- [PROBLEM STATEMENT]:
Reproduce all entries precisely as they are written.

- [Records from a dataset]:
'''
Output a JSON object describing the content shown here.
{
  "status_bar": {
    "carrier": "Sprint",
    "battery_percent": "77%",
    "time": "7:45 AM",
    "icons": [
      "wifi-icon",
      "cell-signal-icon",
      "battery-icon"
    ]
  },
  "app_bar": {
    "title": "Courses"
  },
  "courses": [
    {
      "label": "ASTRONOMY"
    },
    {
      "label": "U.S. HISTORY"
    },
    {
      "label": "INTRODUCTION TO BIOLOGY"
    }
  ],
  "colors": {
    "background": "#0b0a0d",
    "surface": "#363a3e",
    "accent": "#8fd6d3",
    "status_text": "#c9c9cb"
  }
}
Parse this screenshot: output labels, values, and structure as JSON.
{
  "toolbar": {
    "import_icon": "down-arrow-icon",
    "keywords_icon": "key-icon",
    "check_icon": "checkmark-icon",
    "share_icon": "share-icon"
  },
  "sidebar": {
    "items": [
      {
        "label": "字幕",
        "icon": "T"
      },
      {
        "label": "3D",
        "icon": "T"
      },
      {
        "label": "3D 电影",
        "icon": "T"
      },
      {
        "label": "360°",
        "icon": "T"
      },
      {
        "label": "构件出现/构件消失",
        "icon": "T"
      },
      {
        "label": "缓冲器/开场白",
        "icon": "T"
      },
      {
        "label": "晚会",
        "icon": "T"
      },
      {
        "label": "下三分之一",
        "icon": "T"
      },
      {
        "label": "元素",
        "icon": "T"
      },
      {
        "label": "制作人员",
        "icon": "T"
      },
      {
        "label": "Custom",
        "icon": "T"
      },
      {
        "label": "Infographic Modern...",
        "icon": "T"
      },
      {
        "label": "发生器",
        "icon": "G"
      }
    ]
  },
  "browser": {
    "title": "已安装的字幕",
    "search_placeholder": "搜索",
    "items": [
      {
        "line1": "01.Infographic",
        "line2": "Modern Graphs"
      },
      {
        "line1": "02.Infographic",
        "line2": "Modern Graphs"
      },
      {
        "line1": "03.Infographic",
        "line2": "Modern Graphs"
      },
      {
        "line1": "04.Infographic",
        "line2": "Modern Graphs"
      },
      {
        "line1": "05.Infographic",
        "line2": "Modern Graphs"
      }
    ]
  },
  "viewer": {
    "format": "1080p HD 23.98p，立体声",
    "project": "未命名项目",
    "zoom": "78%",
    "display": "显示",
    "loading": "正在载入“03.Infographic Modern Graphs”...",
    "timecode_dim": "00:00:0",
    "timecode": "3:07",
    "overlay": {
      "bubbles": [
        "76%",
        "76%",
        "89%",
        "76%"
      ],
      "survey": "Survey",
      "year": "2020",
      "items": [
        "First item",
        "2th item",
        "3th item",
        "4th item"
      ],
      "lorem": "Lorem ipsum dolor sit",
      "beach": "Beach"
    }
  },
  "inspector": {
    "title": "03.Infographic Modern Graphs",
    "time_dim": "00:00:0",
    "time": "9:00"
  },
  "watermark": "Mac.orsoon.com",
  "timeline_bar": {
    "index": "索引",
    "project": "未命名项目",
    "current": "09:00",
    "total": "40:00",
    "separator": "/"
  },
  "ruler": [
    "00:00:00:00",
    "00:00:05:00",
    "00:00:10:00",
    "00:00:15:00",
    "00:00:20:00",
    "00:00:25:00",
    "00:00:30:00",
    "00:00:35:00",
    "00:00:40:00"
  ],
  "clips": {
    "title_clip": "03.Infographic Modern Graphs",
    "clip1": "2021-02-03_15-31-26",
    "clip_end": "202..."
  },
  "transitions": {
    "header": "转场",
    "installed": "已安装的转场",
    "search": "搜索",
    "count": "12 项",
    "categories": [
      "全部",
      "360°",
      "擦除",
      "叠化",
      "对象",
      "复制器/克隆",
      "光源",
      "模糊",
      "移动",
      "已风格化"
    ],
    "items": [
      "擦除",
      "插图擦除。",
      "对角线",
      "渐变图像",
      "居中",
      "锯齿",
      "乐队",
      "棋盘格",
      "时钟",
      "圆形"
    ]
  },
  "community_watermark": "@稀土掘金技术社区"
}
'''
- [SOLUTION]:
Output a JSON object describing the content shown here.
{
  "status_bar": {
    "carrier": "Sprint",
    "battery_percent": "77%",
    "time": "7:45 AM",
    "icons": [
      "wifi-icon",
      "cell-signal-icon",
      "battery-icon"
    ]
  },
  "app_bar": {
    "title": "Courses"
  },
  "courses": [
    {
      "label": "ASTRONOMY"
    },
    {
      "label": "U.S. HISTORY"
    },
    {
      "label": "INTRODUCTION TO BIOLOGY"
    }
  ],
  "colors": {
    "background": "#0b0a0d",
    "surface": "#363a3e",
    "accent": "#8fd6d3",
    "status_text": "#c9c9cb"
  }
}
Parse this screenshot: output labels, values, and structure as JSON.
{
  "toolbar": {
    "import_icon": "down-arrow-icon",
    "keywords_icon": "key-icon",
    "check_icon": "checkmark-icon",
    "share_icon": "share-icon"
  },
  "sidebar": {
    "items": [
      {
        "label": "字幕",
        "icon": "T"
      },
      {
        "label": "3D",
        "icon": "T"
      },
      {
        "label": "3D 电影",
        "icon": "T"
      },
      {
        "label": "360°",
        "icon": "T"
      },
      {
        "label": "构件出现/构件消失",
        "icon": "T"
      },
      {
        "label": "缓冲器/开场白",
        "icon": "T"
      },
      {
        "label": "晚会",
        "icon": "T"
      },
      {
        "label": "下三分之一",
        "icon": "T"
      },
      {
        "label": "元素",
        "icon": "T"
      },
      {
        "label": "制作人员",
        "icon": "T"
      },
      {
        "label": "Custom",
        "icon": "T"
      },
      {
        "label": "Infographic Modern...",
        "icon": "T"
      },
      {
        "label": "发生器",
        "icon": "G"
      }
    ]
  },
  "browser": {
    "title": "已安装的字幕",
    "search_placeholder": "搜索",
    "items": [
      {
        "line1": "01.Infographic",
        "line2": "Modern Graphs"
      },
      {
        "line1": "02.Infographic",
        "line2": "Modern Graphs"
      },
      {
        "line1": "03.Infographic",
        "line2": "Modern Graphs"
      },
      {
        "line1": "04.Infographic",
        "line2": "Modern Graphs"
      },
      {
        "line1": "05.Infographic",
        "line2": "Modern Graphs"
      }
    ]
  },
  "viewer": {
    "format": "1080p HD 23.98p，立体声",
    "project": "未命名项目",
    "zoom": "78%",
    "display": "显示",
    "loading": "正在载入“03.Infographic Modern Graphs”...",
    "timecode_dim": "00:00:0",
    "timecode": "3:07",
    "overlay": {
      "bubbles": [
        "76%",
        "76%",
        "89%",
        "76%"
      ],
      "survey": "Survey",
      "year": "2020",
      "items": [
        "First item",
        "2th item",
        "3th item",
        "4th item"
      ],
      "lorem": "Lorem ipsum dolor sit",
      "beach": "Beach"
    }
  },
  "inspector": {
    "title": "03.Infographic Modern Graphs",
    "time_dim": "00:00:0",
    "time": "9:00"
  },
  "watermark": "Mac.orsoon.com",
  "timeline_bar": {
    "index": "索引",
    "project": "未命名项目",
    "current": "09:00",
    "total": "40:00",
    "separator": "/"
  },
  "ruler": [
    "00:00:00:00",
    "00:00:05:00",
    "00:00:10:00",
    "00:00:15:00",
    "00:00:20:00",
    "00:00:25:00",
    "00:00:30:00",
    "00:00:35:00",
    "00:00:40:00"
  ],
  "clips": {
    "title_clip": "03.Infographic Modern Graphs",
    "clip1": "2021-02-03_15-31-26",
    "clip_end": "202..."
  },
  "transitions": {
    "header": "转场",
    "installed": "已安装的转场",
    "search": "搜索",
    "count": "12 项",
    "categories": [
      "全部",
      "360°",
      "擦除",
      "叠化",
      "对象",
      "复制器/克隆",
      "光源",
      "模糊",
      "移动",
      "已风格化"
    ],
    "items": [
      "擦除",
      "插图擦除。",
      "对角线",
      "渐变图像",
      "居中",
      "锯齿",
      "乐队",
      "棋盘格",
      "时钟",
      "圆形"
    ]
  },
  "community_watermark": "@稀土掘金技术社区"
}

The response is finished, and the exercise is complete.